Over the past 15 years, I’ve enjoyed the opportunity to work with top management teams on a variety of key business issues, particularly those related to creating and then implementing business strategy. And while there’s no question that thoughtful strategic choices are vitally important to a business’ success, I’ve come to realize that alignment of leadership behaviour with strategy is even more important.
Without changes in leadership commitment and action, even the most brilliant strategy and well-planned execution will typically fall far short of expectations. Unfortunately, in my experience, executives rarely take the time to consider their roles both as individuals and as a team in effectively translating strategy into operational reality. A few simple changes can help top teams become more effective as leaders, administrators and team members.
Top Management Teams are Unique
Simply put, top management teams are significantly different from other teams. They must address a continuous flow of broad, complex and ambiguous issues, many of which elude easily defined solutions based on previous experience or current expertise.
Senior leadership teams must also effectively manage a wide range of diverse stakeholders (often with conflicting interests), including shareholders, boards, partners and suppliers, regulators, employees and more – and this is no small task. In addition, the very position that top management teams occupy magnifies the impact of their decisions and the influence of their behaviour on both business operations and organization culture. These key differences play a significant role in aligning strategy and executive behavior for the short- and long-term, which is why they’re so important to factor into any discussion on strategy and leadership.
Missed Opportunities Add Up Quickly
Most top management teams today recognize the kind of leadership effectiveness needed farther down the ladder in the organization. Far too often — and ironically — those same executives fail to recognize the importance of such leadership skills and qualities at their own level.
The impact of executive behaviour, at both the individual and team level, has been demonstrated extensively through research and practice. From generating creative ideas and resolving difficult problems to responding to the dynamics of a rapidly changing marketplace, the leadership function of every top management team is critical.
Yet despite high expectations for improvements in business outcomes, few top teams develop an understanding of their own effectiveness, much less make the effort to determine how to enhance performance.

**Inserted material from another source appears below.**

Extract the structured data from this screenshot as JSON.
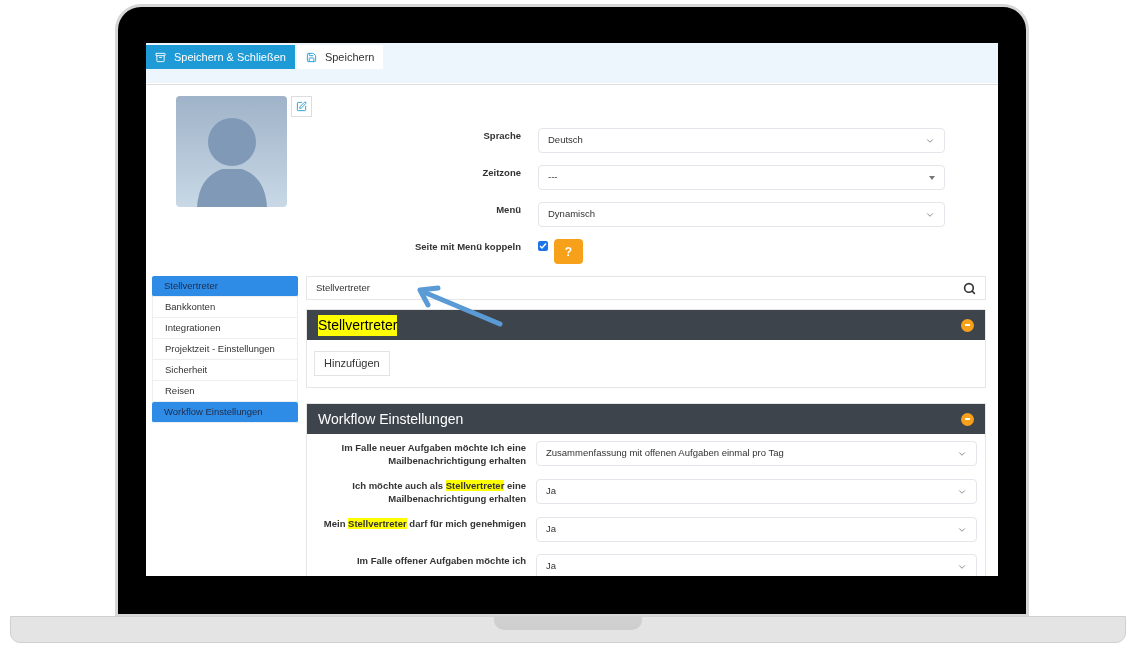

I recently worked with the executive team of a large financial institution. During strategy discussions, the team decided that strengthening customer focus at their call centers would enhance the company’s competitive advantage. One of the key aspects of this strategy was providing front-line supervisors and managers with expanded latitude, including the ability to make mid-term adjustment of loan qualifications and terms depending on the customer’s situation and relationship with the company.
While this strategy was good in theory, practice proved otherwise. When portfolio margins showed a moderate decline in the quarter following the launch of the new approach, certain members of the executive hastily pointed fingers. This, in turn, led the accused team members to take the recently empowered front-line managers to task for the shortfall, effectively undoing all the work that went into empowering them to begin with.
Clearly, this was a case of misalignment of business priorities and executive behavior, further underscoring the importance of aligning leadership behaviour with the company’s chosen direction.
Clearly, the first step towards meaningful action is building awareness of a business’ current situation. Executive team members need to achieve a clear, focused, and agreed-upon understanding of their business strategy and then spend adequate time identifying the implications of their choices on leadership behaviour, both as individuals and senior team members.
To help jump start the process, top teams can use specific assessments to measure performance against proven factors that influence executive effectiveness. These measures include similarity of information and alignment of interests among team members, the degree of perceived power and safety within the group, and actions the team leader can take to positively influence team dynamics. Ideally, the assessment should also focus on the degree of interdependence required among team members, since different business structures, approaches, and issues require varying degrees of team cooperation and collaboration.
Fortunately, there are a variety of tools and assessments that can help teams easily take these steps toward greater success and effectiveness.
Moving to Action
Once executive members have identified their effectiveness as a top management team, there’s a distinct need to identify the changes required to enhance individual and team performance. This may entail new commitments such as improved sharing of sensitive information, setting aside portfolio-specific interests, or providing meaningful feedback to other team members regarding the impact of their behaviour on other team members.
In many situations, top team members will likely need to adjust some aspect of their leadership behaviour so there is a stronger fit between espoused business priorities and the way team members demonstrate their commitment and support for those priorities. This can take some time and adjustment, but can make a noticeable difference in leadership effectiveness.
Too Important to Ignore
Without a doubt, the starting point for success in today’s organizations rests with the performance of the executive team and, as a result, top management team effectiveness should be a priority for every CEO in business today. Ignoring current reality, or maintaining the status quo, just isn’t realistic anymore: It’s time to move top management team effectiveness to the top of the priority list.